It’s not necessary to open a MySQL monitor to enter SQL statements into the MySQL server. In fact, sometimes you may have only a quick query to make in MySQL, and you’d rather just do it from the shell or command line. For instance, suppose we have a table called vendors in our database, and we want to get a quick list of vendors in Louisiana and their telephone numbers. We could enter the following from the shell in Linux (or an equivalent operating system) to get this list:
mysql --user='tina' --password='muller' \ -e "SELECT vendor, telephone FROM vendors \ WHERE state='LA'" bookstore
mysql command or interface is called on,
although we’re not entering monitor mode. Next, we
provide the username tina and the password
muller. This line ends with a backslash to let
the Unix shell know that there are more parameters to come.
Otherwise, we would need to put all of this on one line. On the
second line we use the
-e switch to indicate that
what follows it in quotes is to be executed by the
mysql client. Notice that
what’s in double quotes is the same SQL statement in
the same syntax as we would enter it in monitor mode. Finally, we
provide the name of the database to be used.

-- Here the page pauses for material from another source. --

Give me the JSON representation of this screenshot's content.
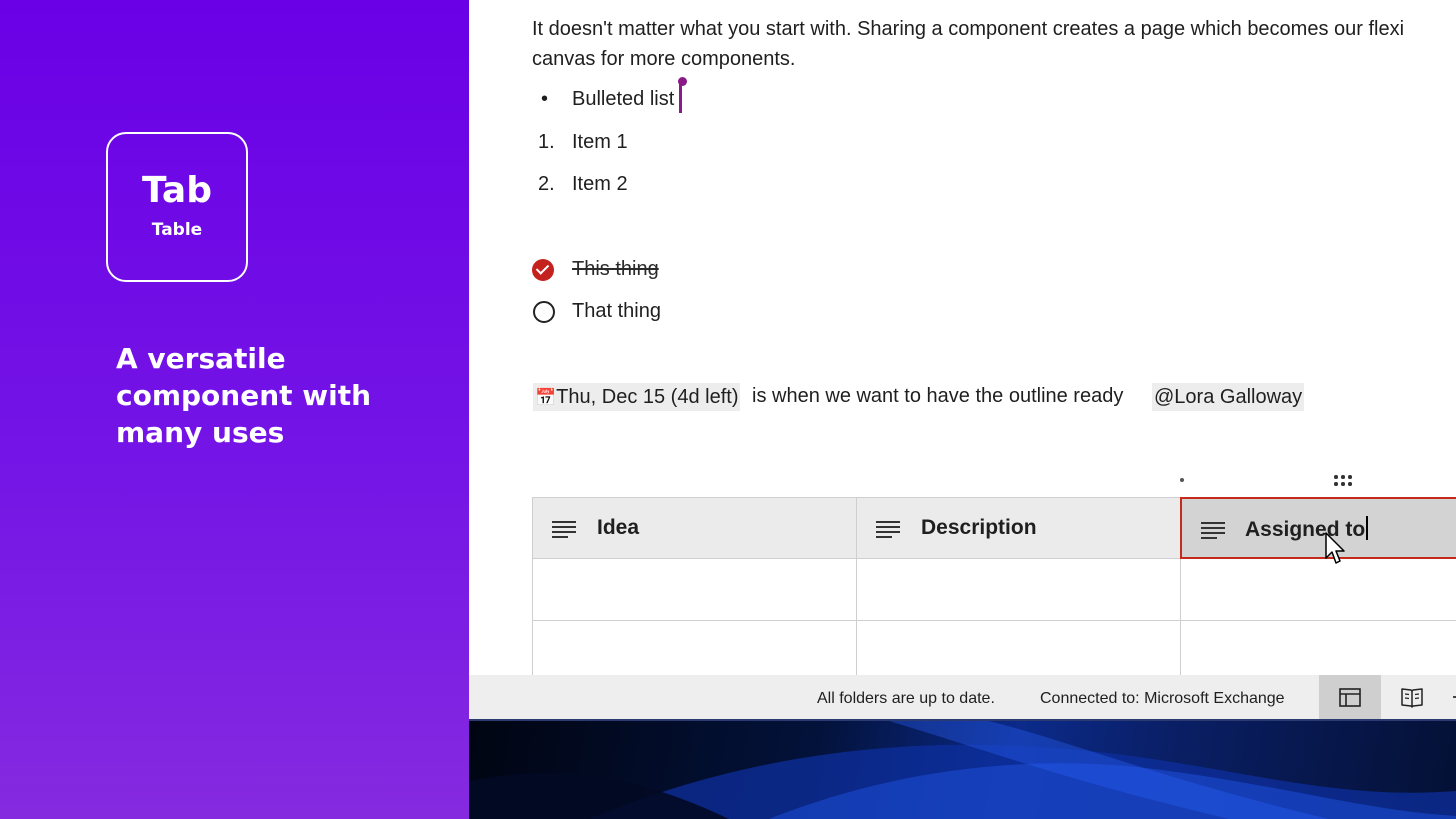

Other command-line options and command-line utilities are available. You can use some of these utilities for backing up the database or for performing server maintenance and tuning. These are covered in Chapter 11.